Illustration by Patrick Yeung.

On Monday, May 10, over 100 UC Santa Cruz students crowded the floors of the Science and Engineering Library in protest of the severe reductions in campus library hours of operation. This reduction followed a $1.9 million cut from the library’s budget over the last two years alone.

The next day — Tuesday — the administration retaliated. The libraries closed at 4:30 p.m., nearly five-and-a-half hours before each of their typical closing times.

And now, as we enter a stage of conflict in which our actions are met with draconian reactions, an even bigger loss is occurring beneath the shaky terrain of student and administration relations — the disintegration of communication between students and staff.

Through the majority of this year’s student unrest, we’ve found solace in the knowledge that, while the administration is the figurehead and therefore the problem, the students and the staff were on the same side. What these rash retaliations to the attempts at civil protest do is hinder that bond.

The fact of the matter is that the campus’ reaction to the study-ins was far more problematic — both morally and financially — than the study-ins themselves. For the extra two hours that students spent sitting in the entrance of the Science and Engineering library, refusing to leave until the original closing time of midnight, both libraries closed five-and-a-half hours early. In an attempt to demonize the students who participated in the sit-in, a combined total of 11 hours of library time were taken.

“Since [student] action required extra library staffing, fewer people were available for [Tuesday’s] shifts at both libraries. In other words, the sit-in further reduced funds available to pay our dedicated staff to keep our libraries open,” University Librarian Ginny Steel said in an e-mail sent out hours after the early closure. In it, she explained that the strain on resources due to the protest required immediate action, and the early close was meant to show exactly that.

Library staff members were in attendance at the sit-ins, and as a result, were forcefully compensated for their two extra hours spent working. The staff has, until now, been on the side of the students, feeling the same strain that we have. There is no denying our common goal. While the extra time spent in the library was surely strenuous, now is not the time for the collectively affected to be bullied into turning on one another. The administration is already pitting students against students, as non-protestors were irritated to find their library closed even earlier because of a handful of students’ reactions. Pitting staff against students sharing a common cause is not the way for us to find a conclusion to what is sure to be a multi-year roadblock.

Most of all, what needs to be understood is that this issue goes far beyond our students and our staff, our campus and our administration. This points to an overall lack of support for higher education. We must recognize the need to be collectively focused against these cuts, whether that entails students and staff or students and administration. The answer to the problem at large will not come from over-the-top reprimands directed at those students choosing to fight for their campus, nor will it come from uncommunicative protests that could be more constructive.

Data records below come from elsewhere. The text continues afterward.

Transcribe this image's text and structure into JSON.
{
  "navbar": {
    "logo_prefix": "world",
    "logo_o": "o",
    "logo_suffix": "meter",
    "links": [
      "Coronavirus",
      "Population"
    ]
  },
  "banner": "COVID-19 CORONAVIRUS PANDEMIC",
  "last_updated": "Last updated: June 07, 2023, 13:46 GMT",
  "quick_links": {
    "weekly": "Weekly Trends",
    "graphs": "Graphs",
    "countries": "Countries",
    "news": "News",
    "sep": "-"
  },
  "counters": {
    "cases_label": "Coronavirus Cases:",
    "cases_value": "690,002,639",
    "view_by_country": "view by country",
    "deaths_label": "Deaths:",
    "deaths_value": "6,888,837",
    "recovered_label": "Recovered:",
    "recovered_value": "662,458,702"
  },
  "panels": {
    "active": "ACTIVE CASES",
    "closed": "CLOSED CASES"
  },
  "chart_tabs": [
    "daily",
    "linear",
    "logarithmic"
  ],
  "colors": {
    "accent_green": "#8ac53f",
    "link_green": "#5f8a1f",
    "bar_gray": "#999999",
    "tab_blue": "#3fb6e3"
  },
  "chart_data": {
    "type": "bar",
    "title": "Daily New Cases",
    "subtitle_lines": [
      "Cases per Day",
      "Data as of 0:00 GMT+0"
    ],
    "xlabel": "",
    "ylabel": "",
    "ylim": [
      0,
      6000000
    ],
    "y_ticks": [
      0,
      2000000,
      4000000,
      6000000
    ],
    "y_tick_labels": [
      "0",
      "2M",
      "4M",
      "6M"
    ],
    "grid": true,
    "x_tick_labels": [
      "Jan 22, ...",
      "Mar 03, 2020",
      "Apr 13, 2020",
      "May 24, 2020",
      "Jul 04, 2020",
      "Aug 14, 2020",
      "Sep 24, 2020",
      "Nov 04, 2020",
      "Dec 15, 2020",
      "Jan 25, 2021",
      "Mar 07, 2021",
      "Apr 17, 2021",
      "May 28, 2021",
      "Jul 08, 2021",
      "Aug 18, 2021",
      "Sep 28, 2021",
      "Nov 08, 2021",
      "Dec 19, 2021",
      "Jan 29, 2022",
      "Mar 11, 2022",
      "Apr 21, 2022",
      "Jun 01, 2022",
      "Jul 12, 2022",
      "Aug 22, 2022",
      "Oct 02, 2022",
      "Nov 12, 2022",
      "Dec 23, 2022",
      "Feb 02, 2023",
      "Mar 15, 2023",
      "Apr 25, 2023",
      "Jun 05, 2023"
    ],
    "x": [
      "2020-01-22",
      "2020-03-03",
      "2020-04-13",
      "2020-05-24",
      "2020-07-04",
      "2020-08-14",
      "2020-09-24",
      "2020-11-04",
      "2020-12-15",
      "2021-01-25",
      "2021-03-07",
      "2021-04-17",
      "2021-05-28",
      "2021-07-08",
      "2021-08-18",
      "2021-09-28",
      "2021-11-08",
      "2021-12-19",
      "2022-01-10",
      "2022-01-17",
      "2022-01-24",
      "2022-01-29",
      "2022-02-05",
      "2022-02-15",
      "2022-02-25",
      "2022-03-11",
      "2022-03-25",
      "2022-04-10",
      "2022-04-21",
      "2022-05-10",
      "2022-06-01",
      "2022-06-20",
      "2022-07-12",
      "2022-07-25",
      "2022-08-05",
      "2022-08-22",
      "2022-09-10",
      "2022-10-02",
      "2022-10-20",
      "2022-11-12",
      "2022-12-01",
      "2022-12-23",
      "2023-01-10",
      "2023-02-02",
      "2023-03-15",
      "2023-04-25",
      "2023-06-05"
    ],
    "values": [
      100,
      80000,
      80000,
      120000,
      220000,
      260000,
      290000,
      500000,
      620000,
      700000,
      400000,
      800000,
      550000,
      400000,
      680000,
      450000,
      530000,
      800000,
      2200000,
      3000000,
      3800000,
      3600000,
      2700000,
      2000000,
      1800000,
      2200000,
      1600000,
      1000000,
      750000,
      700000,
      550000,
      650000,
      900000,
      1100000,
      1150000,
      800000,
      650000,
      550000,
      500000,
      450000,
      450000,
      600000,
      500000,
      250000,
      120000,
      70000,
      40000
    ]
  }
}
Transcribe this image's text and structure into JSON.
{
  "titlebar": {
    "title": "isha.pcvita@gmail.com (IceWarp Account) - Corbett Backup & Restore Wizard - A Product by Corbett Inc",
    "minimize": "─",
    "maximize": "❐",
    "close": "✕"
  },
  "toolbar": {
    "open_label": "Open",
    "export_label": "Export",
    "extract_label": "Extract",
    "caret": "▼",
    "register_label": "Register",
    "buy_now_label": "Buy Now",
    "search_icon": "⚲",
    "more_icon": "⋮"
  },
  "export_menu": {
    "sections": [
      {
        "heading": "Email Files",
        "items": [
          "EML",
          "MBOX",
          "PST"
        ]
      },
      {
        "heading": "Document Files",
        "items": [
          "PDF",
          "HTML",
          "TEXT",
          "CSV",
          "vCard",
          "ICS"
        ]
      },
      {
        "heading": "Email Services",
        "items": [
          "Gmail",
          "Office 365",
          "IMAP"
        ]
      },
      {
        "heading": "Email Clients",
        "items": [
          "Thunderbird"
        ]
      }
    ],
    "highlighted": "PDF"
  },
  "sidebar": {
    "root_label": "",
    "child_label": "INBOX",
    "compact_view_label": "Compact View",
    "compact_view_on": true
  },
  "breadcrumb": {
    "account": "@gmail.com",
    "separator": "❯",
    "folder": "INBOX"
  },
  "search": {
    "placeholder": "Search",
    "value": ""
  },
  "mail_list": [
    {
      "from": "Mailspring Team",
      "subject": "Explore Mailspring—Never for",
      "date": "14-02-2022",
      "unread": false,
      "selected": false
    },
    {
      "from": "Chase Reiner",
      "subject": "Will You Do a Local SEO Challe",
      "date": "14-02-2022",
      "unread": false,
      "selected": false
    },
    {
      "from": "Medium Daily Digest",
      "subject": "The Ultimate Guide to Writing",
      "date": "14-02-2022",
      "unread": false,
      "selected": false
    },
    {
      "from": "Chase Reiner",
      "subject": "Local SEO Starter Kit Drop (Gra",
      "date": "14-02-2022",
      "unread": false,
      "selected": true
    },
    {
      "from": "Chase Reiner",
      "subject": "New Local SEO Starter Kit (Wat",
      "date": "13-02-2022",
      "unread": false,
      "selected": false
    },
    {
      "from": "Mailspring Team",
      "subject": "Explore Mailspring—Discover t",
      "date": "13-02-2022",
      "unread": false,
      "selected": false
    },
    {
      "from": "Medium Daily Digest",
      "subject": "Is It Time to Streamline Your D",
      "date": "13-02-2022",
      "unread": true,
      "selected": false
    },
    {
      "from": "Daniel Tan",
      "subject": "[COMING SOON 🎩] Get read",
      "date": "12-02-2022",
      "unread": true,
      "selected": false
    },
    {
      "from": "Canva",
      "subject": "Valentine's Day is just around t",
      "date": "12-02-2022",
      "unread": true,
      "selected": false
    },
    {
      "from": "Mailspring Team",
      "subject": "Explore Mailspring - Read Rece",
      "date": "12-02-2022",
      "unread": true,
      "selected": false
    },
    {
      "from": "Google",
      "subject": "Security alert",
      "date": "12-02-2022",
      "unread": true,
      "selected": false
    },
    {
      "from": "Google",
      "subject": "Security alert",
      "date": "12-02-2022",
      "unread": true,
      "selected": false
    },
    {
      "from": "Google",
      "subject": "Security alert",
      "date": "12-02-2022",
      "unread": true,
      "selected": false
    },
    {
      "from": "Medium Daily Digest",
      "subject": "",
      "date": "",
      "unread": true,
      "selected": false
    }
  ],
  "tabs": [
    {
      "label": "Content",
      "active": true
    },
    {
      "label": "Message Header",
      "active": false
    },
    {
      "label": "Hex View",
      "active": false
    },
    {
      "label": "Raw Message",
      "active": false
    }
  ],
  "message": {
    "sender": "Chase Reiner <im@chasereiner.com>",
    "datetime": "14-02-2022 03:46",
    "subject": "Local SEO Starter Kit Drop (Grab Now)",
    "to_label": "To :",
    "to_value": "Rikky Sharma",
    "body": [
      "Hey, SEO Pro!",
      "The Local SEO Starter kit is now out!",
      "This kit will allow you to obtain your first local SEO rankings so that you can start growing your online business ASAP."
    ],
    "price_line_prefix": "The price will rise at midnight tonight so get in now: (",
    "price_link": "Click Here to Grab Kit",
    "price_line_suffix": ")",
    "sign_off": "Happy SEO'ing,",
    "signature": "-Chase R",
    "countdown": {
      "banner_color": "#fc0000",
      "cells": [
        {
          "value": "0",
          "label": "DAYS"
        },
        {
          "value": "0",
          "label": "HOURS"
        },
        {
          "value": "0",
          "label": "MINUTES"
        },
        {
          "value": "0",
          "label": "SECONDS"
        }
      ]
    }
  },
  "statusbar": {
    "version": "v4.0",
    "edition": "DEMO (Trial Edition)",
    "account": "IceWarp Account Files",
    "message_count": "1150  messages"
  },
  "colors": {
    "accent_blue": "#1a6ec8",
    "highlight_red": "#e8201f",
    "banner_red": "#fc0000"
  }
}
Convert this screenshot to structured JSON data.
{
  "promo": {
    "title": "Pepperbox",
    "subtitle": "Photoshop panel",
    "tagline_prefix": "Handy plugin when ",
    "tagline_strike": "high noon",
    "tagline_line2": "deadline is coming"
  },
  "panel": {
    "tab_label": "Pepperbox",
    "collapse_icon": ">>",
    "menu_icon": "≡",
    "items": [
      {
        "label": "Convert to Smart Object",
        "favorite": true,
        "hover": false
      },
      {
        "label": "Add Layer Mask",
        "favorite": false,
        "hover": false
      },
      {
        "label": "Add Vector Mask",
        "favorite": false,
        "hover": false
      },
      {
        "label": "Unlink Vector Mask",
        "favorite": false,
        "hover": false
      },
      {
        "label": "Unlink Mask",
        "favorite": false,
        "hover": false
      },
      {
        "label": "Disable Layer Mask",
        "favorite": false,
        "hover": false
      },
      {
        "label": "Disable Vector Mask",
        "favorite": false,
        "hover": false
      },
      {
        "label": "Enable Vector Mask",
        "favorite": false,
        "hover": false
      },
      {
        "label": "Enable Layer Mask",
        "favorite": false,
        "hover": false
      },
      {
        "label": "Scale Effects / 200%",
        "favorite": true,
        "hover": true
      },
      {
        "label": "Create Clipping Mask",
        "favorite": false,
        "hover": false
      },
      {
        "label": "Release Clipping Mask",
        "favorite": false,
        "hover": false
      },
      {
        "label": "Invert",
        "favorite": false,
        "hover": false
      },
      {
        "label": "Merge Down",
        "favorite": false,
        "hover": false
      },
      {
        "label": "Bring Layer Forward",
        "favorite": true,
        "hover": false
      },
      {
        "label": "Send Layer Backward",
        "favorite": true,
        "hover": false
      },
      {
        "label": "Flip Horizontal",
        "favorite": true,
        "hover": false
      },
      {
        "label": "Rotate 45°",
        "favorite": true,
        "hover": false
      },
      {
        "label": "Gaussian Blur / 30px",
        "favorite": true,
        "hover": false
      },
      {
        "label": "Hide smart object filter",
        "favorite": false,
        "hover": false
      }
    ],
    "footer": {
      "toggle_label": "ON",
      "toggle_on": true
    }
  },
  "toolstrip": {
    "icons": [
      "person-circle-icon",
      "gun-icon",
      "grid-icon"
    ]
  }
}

For those unaware of the power of the proper collective, I suggest they read up on it.